Excerpts from a dataset:
========
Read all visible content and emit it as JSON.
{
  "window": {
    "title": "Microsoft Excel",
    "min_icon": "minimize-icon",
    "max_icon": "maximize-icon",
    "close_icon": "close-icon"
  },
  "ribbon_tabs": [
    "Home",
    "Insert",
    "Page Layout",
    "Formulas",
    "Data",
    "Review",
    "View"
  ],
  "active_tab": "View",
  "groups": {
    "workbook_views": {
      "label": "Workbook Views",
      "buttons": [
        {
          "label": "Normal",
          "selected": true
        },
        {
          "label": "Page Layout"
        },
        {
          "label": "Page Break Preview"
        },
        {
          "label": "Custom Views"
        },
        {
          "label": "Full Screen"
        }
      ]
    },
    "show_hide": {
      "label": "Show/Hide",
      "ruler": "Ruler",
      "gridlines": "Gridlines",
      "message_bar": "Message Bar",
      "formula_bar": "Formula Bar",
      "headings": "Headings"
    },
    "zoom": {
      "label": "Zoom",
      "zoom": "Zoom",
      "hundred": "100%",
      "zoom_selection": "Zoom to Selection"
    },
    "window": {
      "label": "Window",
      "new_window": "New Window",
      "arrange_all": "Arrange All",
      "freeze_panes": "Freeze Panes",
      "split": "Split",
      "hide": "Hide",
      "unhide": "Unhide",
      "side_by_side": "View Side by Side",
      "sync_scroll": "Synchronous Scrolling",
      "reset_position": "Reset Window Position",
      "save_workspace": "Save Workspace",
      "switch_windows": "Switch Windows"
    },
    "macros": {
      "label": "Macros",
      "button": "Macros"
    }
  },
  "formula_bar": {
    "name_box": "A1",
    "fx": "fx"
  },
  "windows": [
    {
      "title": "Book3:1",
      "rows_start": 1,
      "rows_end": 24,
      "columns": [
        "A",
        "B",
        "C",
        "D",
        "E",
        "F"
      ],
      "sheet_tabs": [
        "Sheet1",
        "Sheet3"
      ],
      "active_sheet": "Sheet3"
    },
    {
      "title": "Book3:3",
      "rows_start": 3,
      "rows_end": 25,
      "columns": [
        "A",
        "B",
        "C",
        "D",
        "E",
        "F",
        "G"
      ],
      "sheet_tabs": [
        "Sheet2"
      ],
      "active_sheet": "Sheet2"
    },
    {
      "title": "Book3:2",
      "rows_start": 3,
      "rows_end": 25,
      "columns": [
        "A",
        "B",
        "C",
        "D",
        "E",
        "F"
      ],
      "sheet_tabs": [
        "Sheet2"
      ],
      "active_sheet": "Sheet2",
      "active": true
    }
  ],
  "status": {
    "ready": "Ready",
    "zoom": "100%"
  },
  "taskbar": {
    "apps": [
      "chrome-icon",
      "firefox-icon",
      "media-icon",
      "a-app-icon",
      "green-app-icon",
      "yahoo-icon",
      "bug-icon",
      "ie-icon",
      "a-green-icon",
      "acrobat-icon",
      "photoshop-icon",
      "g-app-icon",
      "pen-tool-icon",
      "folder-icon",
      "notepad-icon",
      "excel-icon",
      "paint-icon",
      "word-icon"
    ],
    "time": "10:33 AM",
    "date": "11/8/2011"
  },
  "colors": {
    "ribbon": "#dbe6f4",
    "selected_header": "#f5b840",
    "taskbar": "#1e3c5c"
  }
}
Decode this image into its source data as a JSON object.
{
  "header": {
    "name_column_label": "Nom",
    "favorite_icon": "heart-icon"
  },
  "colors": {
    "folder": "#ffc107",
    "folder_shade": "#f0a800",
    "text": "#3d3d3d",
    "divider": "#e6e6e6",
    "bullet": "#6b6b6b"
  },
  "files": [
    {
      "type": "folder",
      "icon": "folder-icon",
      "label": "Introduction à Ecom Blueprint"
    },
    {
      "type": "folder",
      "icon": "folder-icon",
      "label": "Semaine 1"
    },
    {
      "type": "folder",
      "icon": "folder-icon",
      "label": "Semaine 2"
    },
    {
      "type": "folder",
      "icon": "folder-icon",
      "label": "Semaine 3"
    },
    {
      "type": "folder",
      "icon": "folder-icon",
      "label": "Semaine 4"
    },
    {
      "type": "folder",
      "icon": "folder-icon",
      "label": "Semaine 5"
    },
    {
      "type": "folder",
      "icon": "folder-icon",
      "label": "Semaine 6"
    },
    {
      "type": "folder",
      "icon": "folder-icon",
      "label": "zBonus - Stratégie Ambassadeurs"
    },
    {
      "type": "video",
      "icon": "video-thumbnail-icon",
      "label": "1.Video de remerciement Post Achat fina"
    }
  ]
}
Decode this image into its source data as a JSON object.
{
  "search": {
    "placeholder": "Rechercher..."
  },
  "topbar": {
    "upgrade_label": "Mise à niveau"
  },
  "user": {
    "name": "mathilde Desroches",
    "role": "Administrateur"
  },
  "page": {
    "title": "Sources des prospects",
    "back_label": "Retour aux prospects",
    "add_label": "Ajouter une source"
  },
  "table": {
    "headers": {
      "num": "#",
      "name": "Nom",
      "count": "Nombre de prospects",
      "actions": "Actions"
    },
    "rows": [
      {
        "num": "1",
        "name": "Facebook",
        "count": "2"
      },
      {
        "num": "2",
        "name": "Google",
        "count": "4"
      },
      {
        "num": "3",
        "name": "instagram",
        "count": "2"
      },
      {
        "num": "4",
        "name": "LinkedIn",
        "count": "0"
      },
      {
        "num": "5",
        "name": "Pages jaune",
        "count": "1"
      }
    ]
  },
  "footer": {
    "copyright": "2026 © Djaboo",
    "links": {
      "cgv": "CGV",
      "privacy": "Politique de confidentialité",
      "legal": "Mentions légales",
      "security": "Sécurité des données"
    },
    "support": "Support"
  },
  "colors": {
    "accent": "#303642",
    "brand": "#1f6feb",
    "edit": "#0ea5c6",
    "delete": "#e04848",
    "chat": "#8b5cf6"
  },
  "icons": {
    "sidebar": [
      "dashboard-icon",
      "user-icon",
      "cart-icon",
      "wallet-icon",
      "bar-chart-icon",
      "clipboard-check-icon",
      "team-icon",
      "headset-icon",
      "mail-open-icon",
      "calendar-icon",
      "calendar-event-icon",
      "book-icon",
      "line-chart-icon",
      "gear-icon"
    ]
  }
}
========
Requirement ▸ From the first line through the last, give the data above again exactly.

Task response ▸
Read all visible content and emit it as JSON.
{
  "window": {
    "title": "Microsoft Excel",
    "min_icon": "minimize-icon",
    "max_icon": "maximize-icon",
    "close_icon": "close-icon"
  },
  "ribbon_tabs": [
    "Home",
    "Insert",
    "Page Layout",
    "Formulas",
    "Data",
    "Review",
    "View"
  ],
  "active_tab": "View",
  "groups": {
    "workbook_views": {
      "label": "Workbook Views",
      "buttons": [
        {
          "label": "Normal",
          "selected": true
        },
        {
          "label": "Page Layout"
        },
        {
          "label": "Page Break Preview"
        },
        {
          "label": "Custom Views"
        },
        {
          "label": "Full Screen"
        }
      ]
    },
    "show_hide": {
      "label": "Show/Hide",
      "ruler": "Ruler",
      "gridlines": "Gridlines",
      "message_bar": "Message Bar",
      "formula_bar": "Formula Bar",
      "headings": "Headings"
    },
    "zoom": {
      "label": "Zoom",
      "zoom": "Zoom",
      "hundred": "100%",
      "zoom_selection": "Zoom to Selection"
    },
    "window": {
      "label": "Window",
      "new_window": "New Window",
      "arrange_all": "Arrange All",
      "freeze_panes": "Freeze Panes",
      "split": "Split",
      "hide": "Hide",
      "unhide": "Unhide",
      "side_by_side": "View Side by Side",
      "sync_scroll": "Synchronous Scrolling",
      "reset_position": "Reset Window Position",
      "save_workspace": "Save Workspace",
      "switch_windows": "Switch Windows"
    },
    "macros": {
      "label": "Macros",
      "button": "Macros"
    }
  },
  "formula_bar": {
    "name_box": "A1",
    "fx": "fx"
  },
  "windows": [
    {
      "title": "Book3:1",
      "rows_start": 1,
      "rows_end": 24,
      "columns": [
        "A",
        "B",
        "C",
        "D",
        "E",
        "F"
      ],
      "sheet_tabs": [
        "Sheet1",
        "Sheet3"
      ],
      "active_sheet": "Sheet3"
    },
    {
      "title": "Book3:3",
      "rows_start": 3,
      "rows_end": 25,
      "columns": [
        "A",
        "B",
        "C",
        "D",
        "E",
        "F",
        "G"
      ],
      "sheet_tabs": [
        "Sheet2"
      ],
      "active_sheet": "Sheet2"
    },
    {
      "title": "Book3:2",
      "rows_start": 3,
      "rows_end": 25,
      "columns": [
        "A",
        "B",
        "C",
        "D",
        "E",
        "F"
      ],
      "sheet_tabs": [
        "Sheet2"
      ],
      "active_sheet": "Sheet2",
      "active": true
    }
  ],
  "status": {
    "ready": "Ready",
    "zoom": "100%"
  },
  "taskbar": {
    "apps": [
      "chrome-icon",
      "firefox-icon",
      "media-icon",
      "a-app-icon",
      "green-app-icon",
      "yahoo-icon",
      "bug-icon",
      "ie-icon",
      "a-green-icon",
      "acrobat-icon",
      "photoshop-icon",
      "g-app-icon",
      "pen-tool-icon",
      "folder-icon",
      "notepad-icon",
      "excel-icon",
      "paint-icon",
      "word-icon"
    ],
    "time": "10:33 AM",
    "date": "11/8/2011"
  },
  "colors": {
    "ribbon": "#dbe6f4",
    "selected_header": "#f5b840",
    "taskbar": "#1e3c5c"
  }
}
Decode this image into its source data as a JSON object.
{
  "header": {
    "name_column_label": "Nom",
    "favorite_icon": "heart-icon"
  },
  "colors": {
    "folder": "#ffc107",
    "folder_shade": "#f0a800",
    "text": "#3d3d3d",
    "divider": "#e6e6e6",
    "bullet": "#6b6b6b"
  },
  "files": [
    {
      "type": "folder",
      "icon": "folder-icon",
      "label": "Introduction à Ecom Blueprint"
    },
    {
      "type": "folder",
      "icon": "folder-icon",
      "label": "Semaine 1"
    },
    {
      "type": "folder",
      "icon": "folder-icon",
      "label": "Semaine 2"
    },
    {
      "type": "folder",
      "icon": "folder-icon",
      "label": "Semaine 3"
    },
    {
      "type": "folder",
      "icon": "folder-icon",
      "label": "Semaine 4"
    },
    {
      "type": "folder",
      "icon": "folder-icon",
      "label": "Semaine 5"
    },
    {
      "type": "folder",
      "icon": "folder-icon",
      "label": "Semaine 6"
    },
    {
      "type": "folder",
      "icon": "folder-icon",
      "label": "zBonus - Stratégie Ambassadeurs"
    },
    {
      "type": "video",
      "icon": "video-thumbnail-icon",
      "label": "1.Video de remerciement Post Achat fina"
    }
  ]
}
Decode this image into its source data as a JSON object.
{
  "search": {
    "placeholder": "Rechercher..."
  },
  "topbar": {
    "upgrade_label": "Mise à niveau"
  },
  "user": {
    "name": "mathilde Desroches",
    "role": "Administrateur"
  },
  "page": {
    "title": "Sources des prospects",
    "back_label": "Retour aux prospects",
    "add_label": "Ajouter une source"
  },
  "table": {
    "headers": {
      "num": "#",
      "name": "Nom",
      "count": "Nombre de prospects",
      "actions": "Actions"
    },
    "rows": [
      {
        "num": "1",
        "name": "Facebook",
        "count": "2"
      },
      {
        "num": "2",
        "name": "Google",
        "count": "4"
      },
      {
        "num": "3",
        "name": "instagram",
        "count": "2"
      },
      {
        "num": "4",
        "name": "LinkedIn",
        "count": "0"
      },
      {
        "num": "5",
        "name": "Pages jaune",
        "count": "1"
      }
    ]
  },
  "footer": {
    "copyright": "2026 © Djaboo",
    "links": {
      "cgv": "CGV",
      "privacy": "Politique de confidentialité",
      "legal": "Mentions légales",
      "security": "Sécurité des données"
    },
    "support": "Support"
  },
  "colors": {
    "accent": "#303642",
    "brand": "#1f6feb",
    "edit": "#0ea5c6",
    "delete": "#e04848",
    "chat": "#8b5cf6"
  },
  "icons": {
    "sidebar": [
      "dashboard-icon",
      "user-icon",
      "cart-icon",
      "wallet-icon",
      "bar-chart-icon",
      "clipboard-check-icon",
      "team-icon",
      "headset-icon",
      "mail-open-icon",
      "calendar-icon",
      "calendar-event-icon",
      "book-icon",
      "line-chart-icon",
      "gear-icon"
    ]
  }
}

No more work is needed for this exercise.